WHAT TO WORK ON: How many lines in the entries below contain the string "total"? Reply with the number only.

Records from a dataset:
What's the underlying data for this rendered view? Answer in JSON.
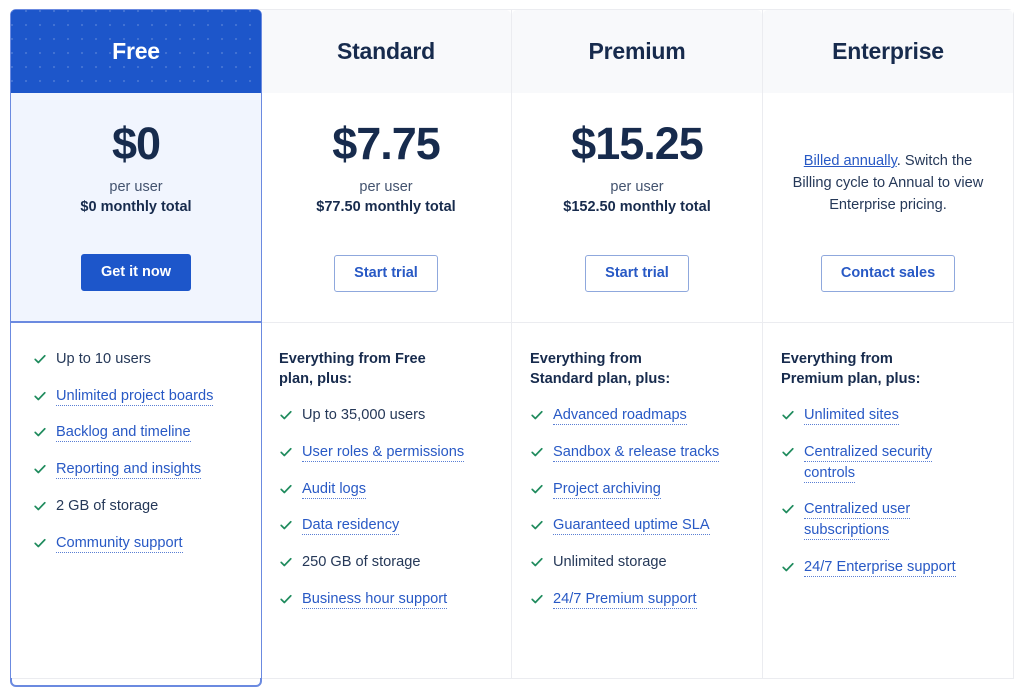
{
  "icons": {
    "check": "check-icon"
  },
  "colors": {
    "featured_blue": "#1d56ca",
    "featured_bg": "#f1f5fe",
    "featured_border": "#6b8ae0",
    "link_blue": "#2859c5",
    "check_green": "#1f8b5d",
    "heading_navy": "#172b4d",
    "divider_gray": "#ebecf0"
  },
  "plans": [
    {
      "name": "Free",
      "featured": true,
      "price": "$0",
      "unit": "per user",
      "total": "$0 monthly total",
      "note": null,
      "note_link": null,
      "note_rest": null,
      "cta": "Get it now",
      "cta_style": "primary",
      "feature_heading": null,
      "features": [
        {
          "label": "Up to 10 users",
          "link": false
        },
        {
          "label": "Unlimited project boards",
          "link": true
        },
        {
          "label": "Backlog and timeline",
          "link": true
        },
        {
          "label": "Reporting and insights",
          "link": true
        },
        {
          "label": "2 GB of storage",
          "link": false
        },
        {
          "label": "Community support",
          "link": true
        }
      ]
    },
    {
      "name": "Standard",
      "featured": false,
      "price": "$7.75",
      "unit": "per user",
      "total": "$77.50 monthly total",
      "note": null,
      "note_link": null,
      "note_rest": null,
      "cta": "Start trial",
      "cta_style": "outline",
      "feature_heading": "Everything from Free plan, plus:",
      "features": [
        {
          "label": "Up to 35,000 users",
          "link": false
        },
        {
          "label": "User roles & permissions",
          "link": true
        },
        {
          "label": "Audit logs",
          "link": true
        },
        {
          "label": "Data residency",
          "link": true
        },
        {
          "label": "250 GB of storage",
          "link": false
        },
        {
          "label": "Business hour support",
          "link": true
        }
      ]
    },
    {
      "name": "Premium",
      "featured": false,
      "price": "$15.25",
      "unit": "per user",
      "total": "$152.50 monthly total",
      "note": null,
      "note_link": null,
      "note_rest": null,
      "cta": "Start trial",
      "cta_style": "outline",
      "feature_heading": "Everything from Standard plan, plus:",
      "features": [
        {
          "label": "Advanced roadmaps",
          "link": true
        },
        {
          "label": "Sandbox & release tracks",
          "link": true
        },
        {
          "label": "Project archiving",
          "link": true
        },
        {
          "label": "Guaranteed uptime SLA",
          "link": true
        },
        {
          "label": "Unlimited storage",
          "link": false
        },
        {
          "label": "24/7 Premium support",
          "link": true
        }
      ]
    },
    {
      "name": "Enterprise",
      "featured": false,
      "price": null,
      "unit": null,
      "total": null,
      "note_link": "Billed annually",
      "note_rest": ". Switch the Billing cycle to Annual to view Enterprise pricing.",
      "cta": "Contact sales",
      "cta_style": "outline",
      "feature_heading": "Everything from Premium plan, plus:",
      "features": [
        {
          "label": "Unlimited sites",
          "link": true
        },
        {
          "label": "Centralized security controls",
          "link": true
        },
        {
          "label": "Centralized user subscriptions",
          "link": true
        },
        {
          "label": "24/7 Enterprise support",
          "link": true
        }
      ]
    }
  ]
}
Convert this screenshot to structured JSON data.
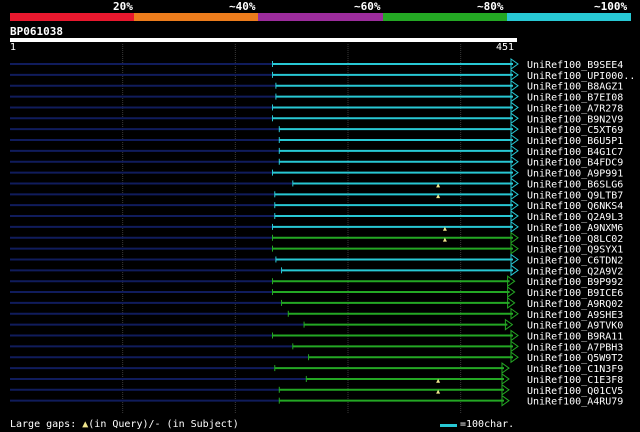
{
  "identity_legend": {
    "labels": [
      "20%",
      "~40%",
      "~60%",
      "~80%",
      "~100%"
    ],
    "colors": [
      "#e8182e",
      "#ec7c1c",
      "#9c2c9c",
      "#24a824",
      "#28c8d4"
    ]
  },
  "query": {
    "id": "BP061038",
    "start_label": "1",
    "end_label": "451",
    "length": 451
  },
  "hits": [
    {
      "name": "UniRef100_B9SEE4",
      "start": 234,
      "end": 451,
      "color": "cyan",
      "gap": null
    },
    {
      "name": "UniRef100_UPI000..",
      "start": 234,
      "end": 451,
      "color": "cyan",
      "gap": null
    },
    {
      "name": "UniRef100_B8AGZ1",
      "start": 237,
      "end": 451,
      "color": "cyan",
      "gap": null
    },
    {
      "name": "UniRef100_B7EI08",
      "start": 237,
      "end": 451,
      "color": "cyan",
      "gap": null
    },
    {
      "name": "UniRef100_A7R278",
      "start": 234,
      "end": 451,
      "color": "cyan",
      "gap": null
    },
    {
      "name": "UniRef100_B9N2V9",
      "start": 234,
      "end": 451,
      "color": "cyan",
      "gap": null
    },
    {
      "name": "UniRef100_C5XT69",
      "start": 240,
      "end": 451,
      "color": "cyan",
      "gap": null
    },
    {
      "name": "UniRef100_B6U5P1",
      "start": 240,
      "end": 451,
      "color": "cyan",
      "gap": null
    },
    {
      "name": "UniRef100_B4G1C7",
      "start": 240,
      "end": 451,
      "color": "cyan",
      "gap": null
    },
    {
      "name": "UniRef100_B4FDC9",
      "start": 240,
      "end": 451,
      "color": "cyan",
      "gap": null
    },
    {
      "name": "UniRef100_A9P991",
      "start": 234,
      "end": 451,
      "color": "cyan",
      "gap": null
    },
    {
      "name": "UniRef100_B6SLG6",
      "start": 252,
      "end": 451,
      "color": "cyan",
      "gap": null
    },
    {
      "name": "UniRef100_Q9LTB7",
      "start": 236,
      "end": 451,
      "color": "cyan",
      "gap": 381
    },
    {
      "name": "UniRef100_Q6NKS4",
      "start": 236,
      "end": 451,
      "color": "cyan",
      "gap": 381
    },
    {
      "name": "UniRef100_Q2A9L3",
      "start": 236,
      "end": 451,
      "color": "cyan",
      "gap": null
    },
    {
      "name": "UniRef100_A9NXM6",
      "start": 234,
      "end": 451,
      "color": "cyan",
      "gap": null
    },
    {
      "name": "UniRef100_Q8LC02",
      "start": 234,
      "end": 451,
      "color": "green",
      "gap": 387
    },
    {
      "name": "UniRef100_Q9SYX1",
      "start": 234,
      "end": 451,
      "color": "green",
      "gap": 387
    },
    {
      "name": "UniRef100_C6TDN2",
      "start": 237,
      "end": 451,
      "color": "cyan",
      "gap": null
    },
    {
      "name": "UniRef100_Q2A9V2",
      "start": 242,
      "end": 451,
      "color": "cyan",
      "gap": null
    },
    {
      "name": "UniRef100_B9P992",
      "start": 234,
      "end": 448,
      "color": "green",
      "gap": null
    },
    {
      "name": "UniRef100_B9ICE6",
      "start": 234,
      "end": 448,
      "color": "green",
      "gap": null
    },
    {
      "name": "UniRef100_A9RQ02",
      "start": 242,
      "end": 448,
      "color": "green",
      "gap": null
    },
    {
      "name": "UniRef100_A9SHE3",
      "start": 248,
      "end": 451,
      "color": "green",
      "gap": null
    },
    {
      "name": "UniRef100_A9TVK0",
      "start": 262,
      "end": 446,
      "color": "green",
      "gap": null
    },
    {
      "name": "UniRef100_B9RA11",
      "start": 234,
      "end": 451,
      "color": "green",
      "gap": null
    },
    {
      "name": "UniRef100_A7PBH3",
      "start": 252,
      "end": 451,
      "color": "green",
      "gap": null
    },
    {
      "name": "UniRef100_Q5W9T2",
      "start": 266,
      "end": 451,
      "color": "green",
      "gap": null
    },
    {
      "name": "UniRef100_C1N3F9",
      "start": 236,
      "end": 443,
      "color": "green",
      "gap": null
    },
    {
      "name": "UniRef100_C1E3F8",
      "start": 264,
      "end": 443,
      "color": "green",
      "gap": null
    },
    {
      "name": "UniRef100_Q01CV5",
      "start": 240,
      "end": 443,
      "color": "green",
      "gap": 381
    },
    {
      "name": "UniRef100_A4RU79",
      "start": 240,
      "end": 443,
      "color": "green",
      "gap": 381
    }
  ],
  "footer": {
    "large_gaps_prefix": "Large gaps: ",
    "large_gaps_query": "(in Query)/",
    "large_gaps_subject": "- (in Subject)",
    "scale_label": "=100char."
  },
  "colors": {
    "cyan": "#28c8d4",
    "green": "#24a824",
    "navy": "#101c5c",
    "grid": "#3a3a3a",
    "gap_marker": "#f0e68c"
  }
}
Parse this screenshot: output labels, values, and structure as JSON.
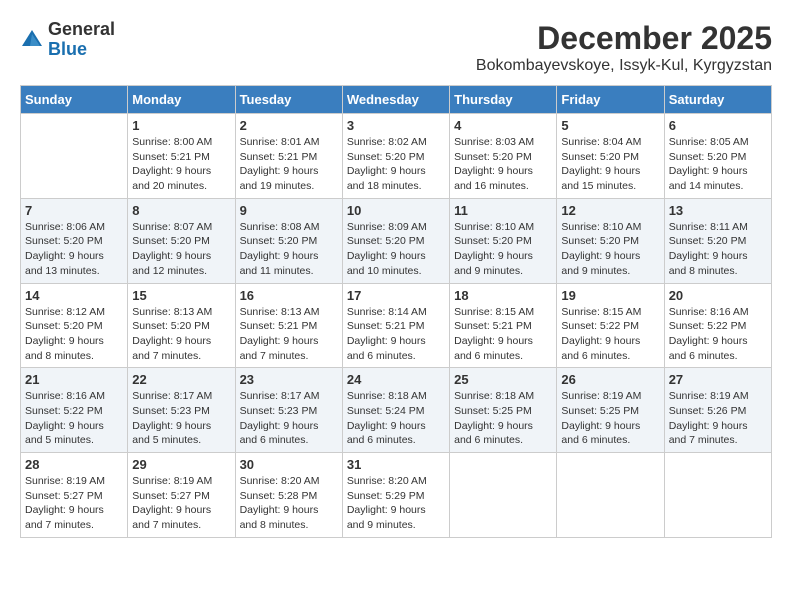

RESULT FOR THIS TASK: 4